> _ACTIVITY_
Each of the following records is to be printed verbatim.

> _TASK INPUT_
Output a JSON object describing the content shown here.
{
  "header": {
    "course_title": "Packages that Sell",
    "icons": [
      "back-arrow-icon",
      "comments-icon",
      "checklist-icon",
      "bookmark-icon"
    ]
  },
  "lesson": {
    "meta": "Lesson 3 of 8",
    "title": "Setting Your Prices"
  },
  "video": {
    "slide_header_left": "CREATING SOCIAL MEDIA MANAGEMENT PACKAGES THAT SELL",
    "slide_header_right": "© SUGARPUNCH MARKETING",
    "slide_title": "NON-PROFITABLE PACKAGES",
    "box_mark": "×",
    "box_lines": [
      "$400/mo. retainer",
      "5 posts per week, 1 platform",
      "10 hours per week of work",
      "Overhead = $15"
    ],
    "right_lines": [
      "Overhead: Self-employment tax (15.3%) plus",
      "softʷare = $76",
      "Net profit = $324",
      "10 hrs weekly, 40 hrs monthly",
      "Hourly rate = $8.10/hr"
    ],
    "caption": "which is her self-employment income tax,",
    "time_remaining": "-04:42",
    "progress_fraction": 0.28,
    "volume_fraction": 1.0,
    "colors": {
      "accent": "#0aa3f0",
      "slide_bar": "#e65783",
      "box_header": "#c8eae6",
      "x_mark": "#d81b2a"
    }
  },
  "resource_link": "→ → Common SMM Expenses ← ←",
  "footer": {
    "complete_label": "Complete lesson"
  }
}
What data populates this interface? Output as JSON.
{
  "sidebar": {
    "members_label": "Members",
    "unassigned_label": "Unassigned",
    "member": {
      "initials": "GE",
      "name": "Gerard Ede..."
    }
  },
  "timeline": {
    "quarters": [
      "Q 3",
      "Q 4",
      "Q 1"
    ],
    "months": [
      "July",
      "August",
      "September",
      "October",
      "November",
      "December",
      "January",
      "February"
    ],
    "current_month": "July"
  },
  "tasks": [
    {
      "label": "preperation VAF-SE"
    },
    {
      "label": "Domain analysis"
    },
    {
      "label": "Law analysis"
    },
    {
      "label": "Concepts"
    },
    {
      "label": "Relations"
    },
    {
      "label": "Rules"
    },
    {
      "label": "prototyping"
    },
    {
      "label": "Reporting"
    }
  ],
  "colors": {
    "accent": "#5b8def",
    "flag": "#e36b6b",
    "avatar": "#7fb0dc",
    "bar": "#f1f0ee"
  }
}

> _RESULT_
Output a JSON object describing the content shown here.
{
  "header": {
    "course_title": "Packages that Sell",
    "icons": [
      "back-arrow-icon",
      "comments-icon",
      "checklist-icon",
      "bookmark-icon"
    ]
  },
  "lesson": {
    "meta": "Lesson 3 of 8",
    "title": "Setting Your Prices"
  },
  "video": {
    "slide_header_left": "CREATING SOCIAL MEDIA MANAGEMENT PACKAGES THAT SELL",
    "slide_header_right": "© SUGARPUNCH MARKETING",
    "slide_title": "NON-PROFITABLE PACKAGES",
    "box_mark": "×",
    "box_lines": [
      "$400/mo. retainer",
      "5 posts per week, 1 platform",
      "10 hours per week of work",
      "Overhead = $15"
    ],
    "right_lines": [
      "Overhead: Self-employment tax (15.3%) plus",
      "softʷare = $76",
      "Net profit = $324",
      "10 hrs weekly, 40 hrs monthly",
      "Hourly rate = $8.10/hr"
    ],
    "caption": "which is her self-employment income tax,",
    "time_remaining": "-04:42",
    "progress_fraction": 0.28,
    "volume_fraction": 1.0,
    "colors": {
      "accent": "#0aa3f0",
      "slide_bar": "#e65783",
      "box_header": "#c8eae6",
      "x_mark": "#d81b2a"
    }
  },
  "resource_link": "→ → Common SMM Expenses ← ←",
  "footer": {
    "complete_label": "Complete lesson"
  }
}
What data populates this interface? Output as JSON.
{
  "sidebar": {
    "members_label": "Members",
    "unassigned_label": "Unassigned",
    "member": {
      "initials": "GE",
      "name": "Gerard Ede..."
    }
  },
  "timeline": {
    "quarters": [
      "Q 3",
      "Q 4",
      "Q 1"
    ],
    "months": [
      "July",
      "August",
      "September",
      "October",
      "November",
      "December",
      "January",
      "February"
    ],
    "current_month": "July"
  },
  "tasks": [
    {
      "label": "preperation VAF-SE"
    },
    {
      "label": "Domain analysis"
    },
    {
      "label": "Law analysis"
    },
    {
      "label": "Concepts"
    },
    {
      "label": "Relations"
    },
    {
      "label": "Rules"
    },
    {
      "label": "prototyping"
    },
    {
      "label": "Reporting"
    }
  ],
  "colors": {
    "accent": "#5b8def",
    "flag": "#e36b6b",
    "avatar": "#7fb0dc",
    "bar": "#f1f0ee"
  }
}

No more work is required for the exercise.